The main pressure keeping the Irish Distress Committee functioning throughout the 1920s was the shadowy Southern Irish Loyalists’ Relief Association, whose leadership consisted largely of titled individuals residing in, and who were mostly born in, England.
In 1930 The Southern Irish Loyalists’ Relief Association asked the Irish Distress Committee to destroy letters from southern Ireland seeking payments. Considerable amounts had been dispensed, including to absentee landlords whose tenants were reluctant to pay rent. The autumn 2006 Church & State magazine commented, “There may be a number of explanations for this, ranging from tax evasion to fraud.” The authors also speculate as to whether it may have been evidence of an attempt by Britain to preserve a fifth column within the newly Independent Irish state. More research is needed on the role of this fascinating body. Church and State (Autumn 2006) magazine announced that they would continue to publish on this organisation.
Bury concluded his criticism, “to deny that some saw the Protestant community as unwanted in the new Ireland denies historical reality”. This may be a case of “some” accepting the loyalist thesis stating that a Protestant is quintessentially British. Robin Bury regularly speaks on behalf of the Reform Society, founded by Dublin and Wicklow Orange Order members. The Orange Order is an ultra Protestant sectarian organisation. Perhaps Robin Bury is comfortable with this depiction of Irish Protestants.

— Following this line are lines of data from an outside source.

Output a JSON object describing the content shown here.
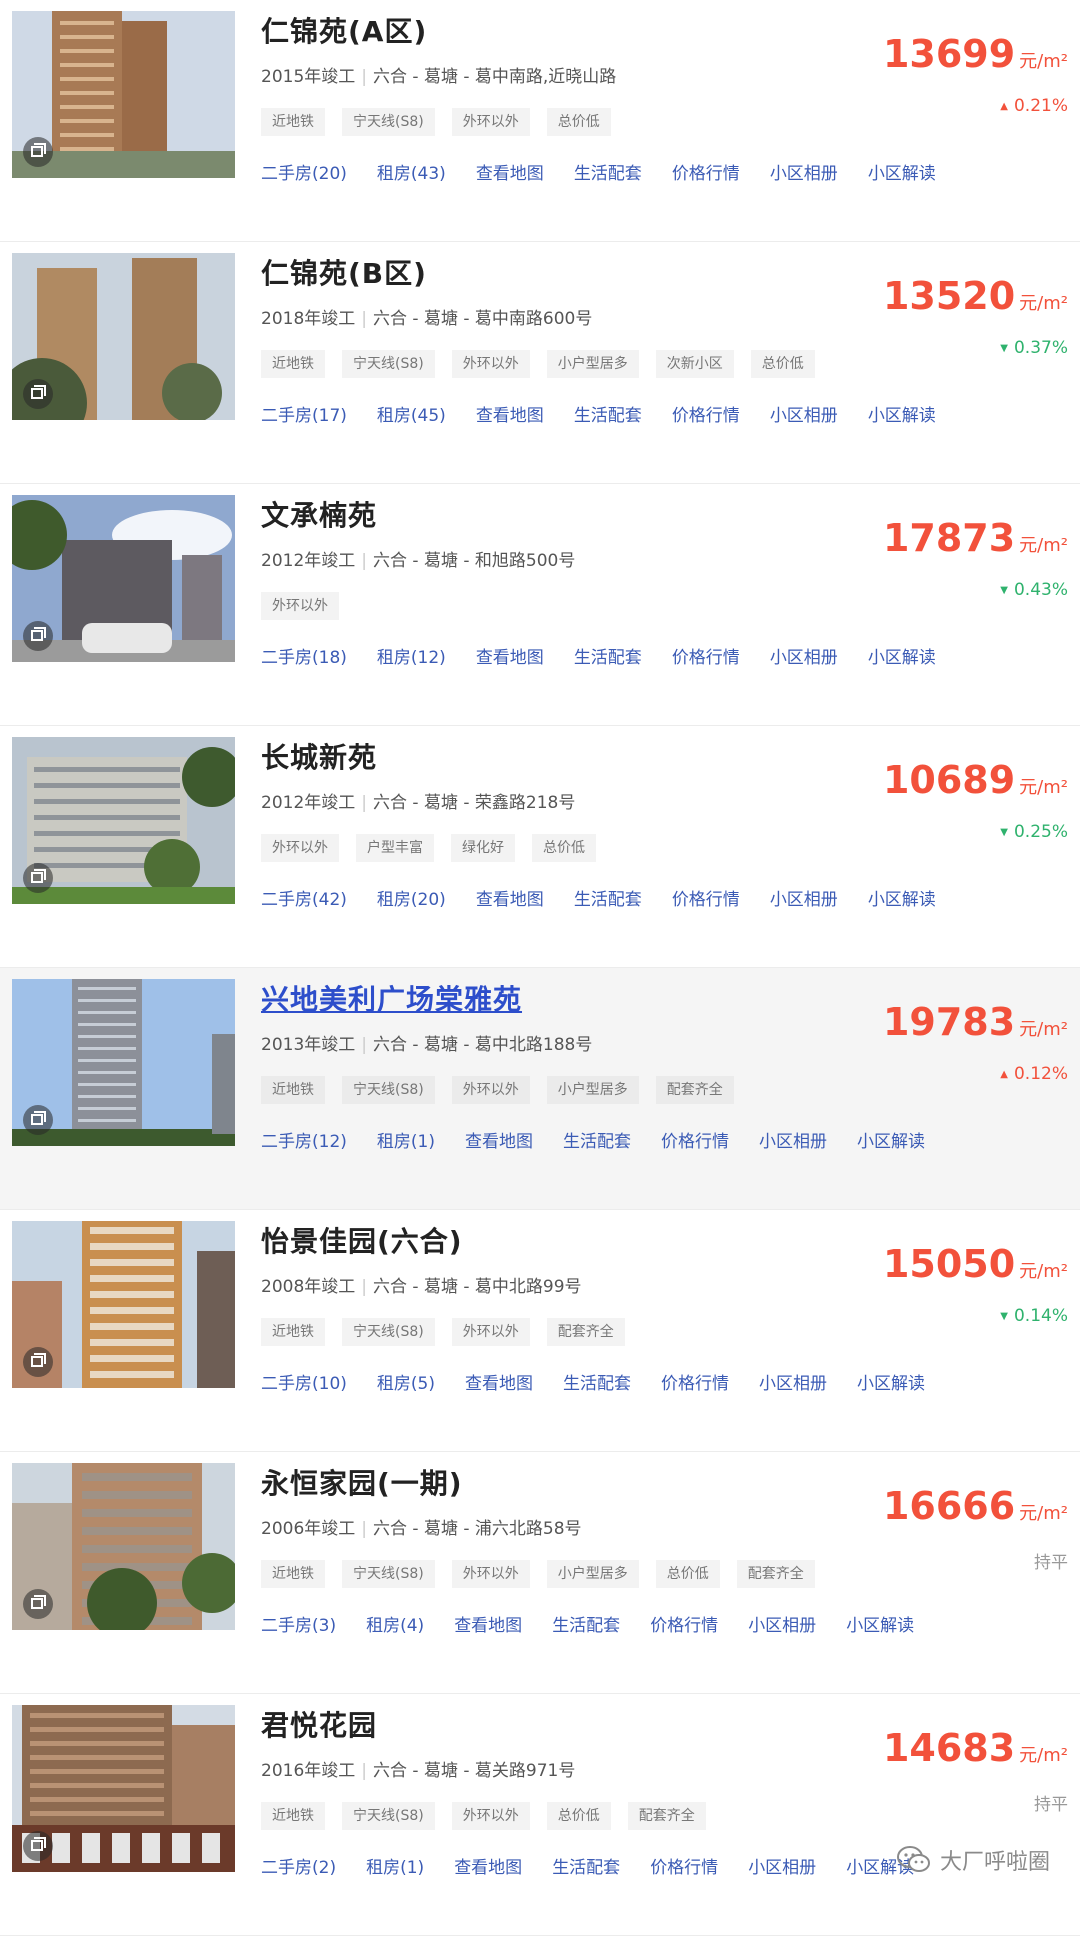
{
  "listings": [
    {
      "name": "仁锦苑(A区)",
      "year": "2015年竣工",
      "district": "六合",
      "area": "葛塘",
      "address": "葛中南路,近晓山路",
      "tags": [
        "近地铁",
        "宁天线(S8)",
        "外环以外",
        "总价低"
      ],
      "links": [
        "二手房(20)",
        "租房(43)",
        "查看地图",
        "生活配套",
        "价格行情",
        "小区相册",
        "小区解读"
      ],
      "price": "13699",
      "unit": "元/m²",
      "change": "0.21%",
      "trend": "up",
      "trend_icon": "triangle-up-icon"
    },
    {
      "name": "仁锦苑(B区)",
      "year": "2018年竣工",
      "district": "六合",
      "area": "葛塘",
      "address": "葛中南路600号",
      "tags": [
        "近地铁",
        "宁天线(S8)",
        "外环以外",
        "小户型居多",
        "次新小区",
        "总价低"
      ],
      "links": [
        "二手房(17)",
        "租房(45)",
        "查看地图",
        "生活配套",
        "价格行情",
        "小区相册",
        "小区解读"
      ],
      "price": "13520",
      "unit": "元/m²",
      "change": "0.37%",
      "trend": "down",
      "trend_icon": "triangle-down-icon"
    },
    {
      "name": "文承楠苑",
      "year": "2012年竣工",
      "district": "六合",
      "area": "葛塘",
      "address": "和旭路500号",
      "tags": [
        "外环以外"
      ],
      "links": [
        "二手房(18)",
        "租房(12)",
        "查看地图",
        "生活配套",
        "价格行情",
        "小区相册",
        "小区解读"
      ],
      "price": "17873",
      "unit": "元/m²",
      "change": "0.43%",
      "trend": "down",
      "trend_icon": "triangle-down-icon"
    },
    {
      "name": "长城新苑",
      "year": "2012年竣工",
      "district": "六合",
      "area": "葛塘",
      "address": "荣鑫路218号",
      "tags": [
        "外环以外",
        "户型丰富",
        "绿化好",
        "总价低"
      ],
      "links": [
        "二手房(42)",
        "租房(20)",
        "查看地图",
        "生活配套",
        "价格行情",
        "小区相册",
        "小区解读"
      ],
      "price": "10689",
      "unit": "元/m²",
      "change": "0.25%",
      "trend": "down",
      "trend_icon": "triangle-down-icon"
    },
    {
      "name": "兴地美利广场棠雅苑",
      "year": "2013年竣工",
      "district": "六合",
      "area": "葛塘",
      "address": "葛中北路188号",
      "tags": [
        "近地铁",
        "宁天线(S8)",
        "外环以外",
        "小户型居多",
        "配套齐全"
      ],
      "links": [
        "二手房(12)",
        "租房(1)",
        "查看地图",
        "生活配套",
        "价格行情",
        "小区相册",
        "小区解读"
      ],
      "price": "19783",
      "unit": "元/m²",
      "change": "0.12%",
      "trend": "up",
      "trend_icon": "triangle-up-icon"
    },
    {
      "name": "怡景佳园(六合)",
      "year": "2008年竣工",
      "district": "六合",
      "area": "葛塘",
      "address": "葛中北路99号",
      "tags": [
        "近地铁",
        "宁天线(S8)",
        "外环以外",
        "配套齐全"
      ],
      "links": [
        "二手房(10)",
        "租房(5)",
        "查看地图",
        "生活配套",
        "价格行情",
        "小区相册",
        "小区解读"
      ],
      "price": "15050",
      "unit": "元/m²",
      "change": "0.14%",
      "trend": "down",
      "trend_icon": "triangle-down-icon"
    },
    {
      "name": "永恒家园(一期)",
      "year": "2006年竣工",
      "district": "六合",
      "area": "葛塘",
      "address": "浦六北路58号",
      "tags": [
        "近地铁",
        "宁天线(S8)",
        "外环以外",
        "小户型居多",
        "总价低",
        "配套齐全"
      ],
      "links": [
        "二手房(3)",
        "租房(4)",
        "查看地图",
        "生活配套",
        "价格行情",
        "小区相册",
        "小区解读"
      ],
      "price": "16666",
      "unit": "元/m²",
      "change": "持平",
      "trend": "flat",
      "trend_icon": ""
    },
    {
      "name": "君悦花园",
      "year": "2016年竣工",
      "district": "六合",
      "area": "葛塘",
      "address": "葛关路971号",
      "tags": [
        "近地铁",
        "宁天线(S8)",
        "外环以外",
        "总价低",
        "配套齐全"
      ],
      "links": [
        "二手房(2)",
        "租房(1)",
        "查看地图",
        "生活配套",
        "价格行情",
        "小区相册",
        "小区解读"
      ],
      "price": "14683",
      "unit": "元/m²",
      "change": "持平",
      "trend": "flat",
      "trend_icon": ""
    }
  ],
  "highlighted_index": 4,
  "colors": {
    "price": "#f2513b",
    "up": "#f2513b",
    "down": "#2fb26d",
    "link": "#3b5bb5",
    "title_link": "#2d4ecb"
  },
  "watermark": {
    "text": "大厂呼啦圈",
    "icon": "wechat-icon"
  }
}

A frequenter of Reform Society conferences, that calls on Ireland to join the British Commonwealth and wants Ireland to join a ‘British Isles’ (sic) federation, is the British Ambassador to Dublin, who is also apparently a patron of the organisation.
The criticism of The Wind that Shakes the Barley is essentially an attempt to foist a reverse of unionist behaviour in Northern Ireland on to republican forces during and after the War of Independence. It is, in my view, a foolish exercise doomed to failure. There was significant and extensive Protestant support for the republican position during the 1916-21 period, which, as its name suggests, tended to criticise and to oppose an overt identification with the Roman Catholic Church or religion. There were of course bigoted nationalists and bigoted Roman Catholics. But republican policy, by and large, was not. Republicanism is accused of sectarianism by inference and innuendo, not, so far, by evidence. By its own standards of judgement by empirical test, much revisionist historiography is found wanting. It ends up appearing as far, far shallower than the bogeyman nationalist narrative it created for itself as a target to destroy. In so far as it bases conclusions on the concoctions of Basil Clarke and his colleagues in Dublin Castle, it does not so much produce propaganda as reproduce it.
Evidence suggests that British policy was overtly sectarian and that Britain attempted to create sectarian tension at every level of society, including through media manipulation, as it was a means of maintaining control through ‘divide and rule’.
Loach’s award winning film wandered into the historical and sectarian crossfire that I have outlined here and it emerges unscathed with its narrative and historical integrity intact.
NIALL MEEHAN is head of the Journalism & Media Faculty, Griffith College, Dublin. He can be reached at niall.Meehan@gmail.com